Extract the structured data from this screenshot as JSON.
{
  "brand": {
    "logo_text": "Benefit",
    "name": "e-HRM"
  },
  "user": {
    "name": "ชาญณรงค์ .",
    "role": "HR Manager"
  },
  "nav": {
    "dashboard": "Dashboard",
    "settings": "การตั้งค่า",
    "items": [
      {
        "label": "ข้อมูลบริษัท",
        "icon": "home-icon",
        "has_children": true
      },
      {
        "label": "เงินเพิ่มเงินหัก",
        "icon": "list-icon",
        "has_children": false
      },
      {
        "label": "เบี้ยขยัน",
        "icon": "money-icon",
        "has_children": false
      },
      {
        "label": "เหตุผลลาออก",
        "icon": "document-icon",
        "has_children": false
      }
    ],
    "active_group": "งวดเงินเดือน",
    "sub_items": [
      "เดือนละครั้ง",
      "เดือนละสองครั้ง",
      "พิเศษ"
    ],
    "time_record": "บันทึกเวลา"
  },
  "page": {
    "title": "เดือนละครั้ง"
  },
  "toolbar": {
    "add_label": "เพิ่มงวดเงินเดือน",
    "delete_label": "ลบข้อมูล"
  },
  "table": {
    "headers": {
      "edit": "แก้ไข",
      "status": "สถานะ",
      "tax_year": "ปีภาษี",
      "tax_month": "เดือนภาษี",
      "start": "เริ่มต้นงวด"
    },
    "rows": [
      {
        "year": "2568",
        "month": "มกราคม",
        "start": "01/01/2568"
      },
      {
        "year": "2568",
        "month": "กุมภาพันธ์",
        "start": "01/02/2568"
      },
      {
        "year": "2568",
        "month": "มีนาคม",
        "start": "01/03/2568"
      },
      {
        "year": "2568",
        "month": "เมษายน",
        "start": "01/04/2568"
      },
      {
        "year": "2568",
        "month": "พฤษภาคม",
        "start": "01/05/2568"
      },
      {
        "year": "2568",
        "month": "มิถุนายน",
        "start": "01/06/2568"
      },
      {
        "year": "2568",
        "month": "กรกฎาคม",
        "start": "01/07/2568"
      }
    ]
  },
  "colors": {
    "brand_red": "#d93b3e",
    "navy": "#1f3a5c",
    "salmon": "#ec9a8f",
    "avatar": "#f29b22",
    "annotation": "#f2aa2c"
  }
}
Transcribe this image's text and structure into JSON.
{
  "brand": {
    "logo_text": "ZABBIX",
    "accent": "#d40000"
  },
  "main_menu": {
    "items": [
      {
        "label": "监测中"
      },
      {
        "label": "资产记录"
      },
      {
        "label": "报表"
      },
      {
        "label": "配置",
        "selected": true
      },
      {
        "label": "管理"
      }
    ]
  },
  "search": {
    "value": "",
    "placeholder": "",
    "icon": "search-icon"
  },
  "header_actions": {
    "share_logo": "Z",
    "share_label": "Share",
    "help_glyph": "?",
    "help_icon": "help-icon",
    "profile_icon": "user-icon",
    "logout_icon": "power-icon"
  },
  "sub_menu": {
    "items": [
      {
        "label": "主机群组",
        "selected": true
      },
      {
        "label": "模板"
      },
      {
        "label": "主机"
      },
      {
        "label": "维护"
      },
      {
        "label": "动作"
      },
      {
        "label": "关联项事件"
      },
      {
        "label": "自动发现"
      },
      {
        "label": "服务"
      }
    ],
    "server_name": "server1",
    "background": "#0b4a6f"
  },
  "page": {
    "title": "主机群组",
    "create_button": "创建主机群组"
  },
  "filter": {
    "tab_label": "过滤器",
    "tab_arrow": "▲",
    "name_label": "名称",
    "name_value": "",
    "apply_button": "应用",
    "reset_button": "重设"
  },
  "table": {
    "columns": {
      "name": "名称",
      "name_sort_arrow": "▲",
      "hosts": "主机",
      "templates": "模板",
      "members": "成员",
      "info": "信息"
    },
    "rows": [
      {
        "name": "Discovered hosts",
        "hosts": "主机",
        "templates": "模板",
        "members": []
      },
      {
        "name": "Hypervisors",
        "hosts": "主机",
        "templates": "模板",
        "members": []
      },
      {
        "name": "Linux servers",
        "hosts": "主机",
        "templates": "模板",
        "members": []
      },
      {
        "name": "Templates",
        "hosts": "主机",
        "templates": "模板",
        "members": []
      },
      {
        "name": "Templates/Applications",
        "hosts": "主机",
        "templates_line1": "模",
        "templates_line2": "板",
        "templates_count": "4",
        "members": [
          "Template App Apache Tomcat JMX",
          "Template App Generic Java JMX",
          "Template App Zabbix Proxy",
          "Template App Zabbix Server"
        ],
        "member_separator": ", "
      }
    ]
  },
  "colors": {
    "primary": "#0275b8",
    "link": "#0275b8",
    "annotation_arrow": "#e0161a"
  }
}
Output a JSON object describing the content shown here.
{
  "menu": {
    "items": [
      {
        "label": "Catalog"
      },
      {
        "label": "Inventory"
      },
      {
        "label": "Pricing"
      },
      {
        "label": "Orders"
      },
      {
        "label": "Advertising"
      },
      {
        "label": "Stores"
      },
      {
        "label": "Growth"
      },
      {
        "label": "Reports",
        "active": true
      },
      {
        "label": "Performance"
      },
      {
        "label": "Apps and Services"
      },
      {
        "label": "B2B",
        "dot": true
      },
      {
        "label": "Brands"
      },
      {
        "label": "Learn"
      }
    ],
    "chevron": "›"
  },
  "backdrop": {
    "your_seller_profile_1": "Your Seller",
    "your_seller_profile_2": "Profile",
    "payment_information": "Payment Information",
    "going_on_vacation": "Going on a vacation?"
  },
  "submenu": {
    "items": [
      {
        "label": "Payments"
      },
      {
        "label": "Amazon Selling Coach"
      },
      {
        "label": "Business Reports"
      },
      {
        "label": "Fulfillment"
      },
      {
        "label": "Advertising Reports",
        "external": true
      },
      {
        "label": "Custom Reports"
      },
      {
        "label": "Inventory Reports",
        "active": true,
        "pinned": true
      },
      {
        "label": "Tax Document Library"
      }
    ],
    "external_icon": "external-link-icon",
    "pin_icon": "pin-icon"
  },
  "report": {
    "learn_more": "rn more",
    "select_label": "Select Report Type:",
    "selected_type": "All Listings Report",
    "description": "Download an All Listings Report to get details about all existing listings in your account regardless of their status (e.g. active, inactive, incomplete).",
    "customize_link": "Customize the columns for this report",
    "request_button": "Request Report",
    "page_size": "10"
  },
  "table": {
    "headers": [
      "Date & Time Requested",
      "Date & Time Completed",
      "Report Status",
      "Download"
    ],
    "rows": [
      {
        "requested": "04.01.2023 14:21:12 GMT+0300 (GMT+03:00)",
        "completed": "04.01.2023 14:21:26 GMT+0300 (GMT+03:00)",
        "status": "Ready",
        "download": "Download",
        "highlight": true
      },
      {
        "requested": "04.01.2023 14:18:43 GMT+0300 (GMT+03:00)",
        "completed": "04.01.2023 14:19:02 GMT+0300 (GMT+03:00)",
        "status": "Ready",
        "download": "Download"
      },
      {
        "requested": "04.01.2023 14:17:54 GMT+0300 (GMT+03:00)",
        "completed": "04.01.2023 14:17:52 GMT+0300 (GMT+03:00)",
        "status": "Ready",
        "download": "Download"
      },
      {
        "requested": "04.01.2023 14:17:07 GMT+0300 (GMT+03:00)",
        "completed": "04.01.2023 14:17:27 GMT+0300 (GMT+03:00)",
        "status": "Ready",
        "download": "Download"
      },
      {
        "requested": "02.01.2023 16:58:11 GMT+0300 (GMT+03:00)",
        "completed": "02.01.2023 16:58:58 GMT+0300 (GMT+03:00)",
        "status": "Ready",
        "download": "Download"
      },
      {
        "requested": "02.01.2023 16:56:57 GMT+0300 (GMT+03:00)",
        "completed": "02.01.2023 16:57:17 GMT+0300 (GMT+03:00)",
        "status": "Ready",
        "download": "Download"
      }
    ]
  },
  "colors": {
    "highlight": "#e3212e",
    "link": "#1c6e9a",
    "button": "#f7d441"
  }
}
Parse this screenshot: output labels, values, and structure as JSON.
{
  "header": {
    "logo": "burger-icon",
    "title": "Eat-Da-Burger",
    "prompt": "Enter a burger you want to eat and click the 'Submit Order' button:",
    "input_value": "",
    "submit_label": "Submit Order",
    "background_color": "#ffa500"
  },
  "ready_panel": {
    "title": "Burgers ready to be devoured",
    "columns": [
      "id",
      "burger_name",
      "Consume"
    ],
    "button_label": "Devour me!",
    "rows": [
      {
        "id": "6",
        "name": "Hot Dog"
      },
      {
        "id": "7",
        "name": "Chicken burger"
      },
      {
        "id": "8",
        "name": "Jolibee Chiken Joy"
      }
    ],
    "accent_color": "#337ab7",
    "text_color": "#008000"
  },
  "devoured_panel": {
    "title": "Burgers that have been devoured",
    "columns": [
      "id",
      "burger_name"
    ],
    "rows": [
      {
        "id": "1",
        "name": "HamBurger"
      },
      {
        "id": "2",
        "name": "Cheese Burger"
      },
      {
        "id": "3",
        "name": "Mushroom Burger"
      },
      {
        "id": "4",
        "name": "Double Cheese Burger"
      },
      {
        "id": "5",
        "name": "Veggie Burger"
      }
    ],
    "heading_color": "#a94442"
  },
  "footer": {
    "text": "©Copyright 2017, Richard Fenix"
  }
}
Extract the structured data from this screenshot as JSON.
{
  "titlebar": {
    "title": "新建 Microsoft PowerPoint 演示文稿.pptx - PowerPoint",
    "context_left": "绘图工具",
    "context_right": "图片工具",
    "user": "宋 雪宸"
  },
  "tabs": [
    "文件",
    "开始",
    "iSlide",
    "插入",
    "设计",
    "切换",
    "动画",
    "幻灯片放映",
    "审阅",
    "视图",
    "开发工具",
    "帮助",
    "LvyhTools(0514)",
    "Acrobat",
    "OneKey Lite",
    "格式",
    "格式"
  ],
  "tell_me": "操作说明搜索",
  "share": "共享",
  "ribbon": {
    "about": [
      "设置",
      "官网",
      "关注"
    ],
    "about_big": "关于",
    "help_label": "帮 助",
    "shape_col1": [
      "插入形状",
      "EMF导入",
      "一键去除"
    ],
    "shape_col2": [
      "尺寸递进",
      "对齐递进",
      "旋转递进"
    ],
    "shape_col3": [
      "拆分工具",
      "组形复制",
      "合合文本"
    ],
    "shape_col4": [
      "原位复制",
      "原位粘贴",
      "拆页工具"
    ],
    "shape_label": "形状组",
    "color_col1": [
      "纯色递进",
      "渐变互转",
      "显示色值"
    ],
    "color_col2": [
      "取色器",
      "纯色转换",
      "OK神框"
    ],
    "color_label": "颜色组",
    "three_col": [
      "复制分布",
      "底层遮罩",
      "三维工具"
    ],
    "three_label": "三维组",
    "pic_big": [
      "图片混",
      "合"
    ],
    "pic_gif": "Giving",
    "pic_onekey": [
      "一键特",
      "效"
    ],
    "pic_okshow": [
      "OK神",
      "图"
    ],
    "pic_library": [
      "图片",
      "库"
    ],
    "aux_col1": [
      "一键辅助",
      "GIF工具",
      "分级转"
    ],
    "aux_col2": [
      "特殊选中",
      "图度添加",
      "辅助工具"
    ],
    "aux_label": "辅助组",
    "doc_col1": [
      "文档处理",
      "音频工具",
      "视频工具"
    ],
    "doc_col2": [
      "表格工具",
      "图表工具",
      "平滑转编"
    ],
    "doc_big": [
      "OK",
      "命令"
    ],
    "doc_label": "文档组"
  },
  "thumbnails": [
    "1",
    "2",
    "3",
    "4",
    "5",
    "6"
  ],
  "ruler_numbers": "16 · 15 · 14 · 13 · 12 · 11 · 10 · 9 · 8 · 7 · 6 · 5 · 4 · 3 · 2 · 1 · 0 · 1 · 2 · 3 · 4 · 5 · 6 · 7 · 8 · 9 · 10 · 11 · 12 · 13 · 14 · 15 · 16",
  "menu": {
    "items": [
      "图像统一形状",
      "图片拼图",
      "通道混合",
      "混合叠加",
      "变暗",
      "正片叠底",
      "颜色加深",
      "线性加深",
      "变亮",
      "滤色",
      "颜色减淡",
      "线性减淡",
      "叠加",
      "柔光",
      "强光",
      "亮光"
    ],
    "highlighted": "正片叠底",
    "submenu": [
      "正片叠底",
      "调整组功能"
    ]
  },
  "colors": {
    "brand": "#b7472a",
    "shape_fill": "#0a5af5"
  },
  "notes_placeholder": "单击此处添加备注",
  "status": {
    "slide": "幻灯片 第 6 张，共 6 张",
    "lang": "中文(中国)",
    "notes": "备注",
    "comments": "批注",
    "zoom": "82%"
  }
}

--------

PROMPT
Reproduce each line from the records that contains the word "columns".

YOUR SOLUTION
    "columns": {
    "customize_link": "Customize the columns for this report",
    "columns": [
    "columns": [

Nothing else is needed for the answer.